### [The problem]
Search the data for "handle". Each line containing it is to be copied.

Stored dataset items
-=-=-=-=-

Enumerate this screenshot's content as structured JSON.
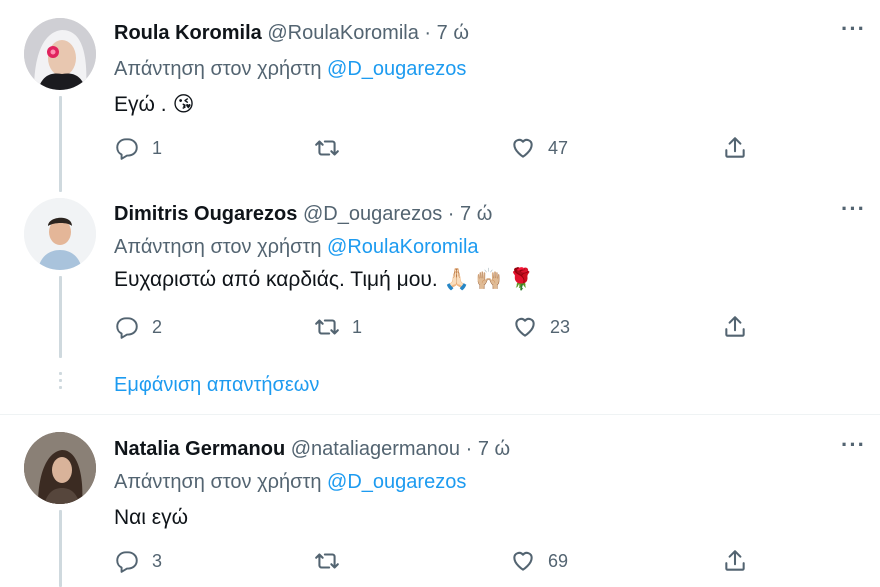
{
  "tweets": [
    {
      "name": "Roula Koromila",
      "handle": "@RoulaKoromila",
      "dot": "·",
      "time": "7 ώ",
      "reply_prefix": "Απάντηση στον χρήστη",
      "reply_to": "@D_ougarezos",
      "text": "Εγώ .",
      "emojis": [
        "😘"
      ],
      "replies": "1",
      "retweets": "",
      "likes": "47",
      "more": "···"
    },
    {
      "name": "Dimitris Ougarezos",
      "handle": "@D_ougarezos",
      "dot": "·",
      "time": "7 ώ",
      "reply_prefix": "Απάντηση στον χρήστη",
      "reply_to": "@RoulaKoromila",
      "text": "Ευχαριστώ από καρδιάς. Τιμή μου.",
      "emojis": [
        "🙏🏻",
        "🙌🏼",
        "🌹"
      ],
      "replies": "2",
      "retweets": "1",
      "likes": "23",
      "more": "···"
    },
    {
      "name": "Natalia Germanou",
      "handle": "@nataliagermanou",
      "dot": "·",
      "time": "7 ώ",
      "reply_prefix": "Απάντηση στον χρήστη",
      "reply_to": "@D_ougarezos",
      "text": "Ναι εγώ",
      "emojis": [],
      "replies": "3",
      "retweets": "",
      "likes": "69",
      "more": "···"
    }
  ],
  "show_replies": "Εμφάνιση απαντήσεων",
  "colors": {
    "accent": "#1d9bf0",
    "muted": "#536471",
    "text": "#0f1419",
    "thread": "#cfd9de"
  },
  "icons": [
    "reply-icon",
    "retweet-icon",
    "like-icon",
    "share-icon",
    "more-icon"
  ]
}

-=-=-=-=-

### [Result for this exercise]
      "handle": "@RoulaKoromila",
      "handle": "@D_ougarezos",
      "handle": "@nataliagermanou",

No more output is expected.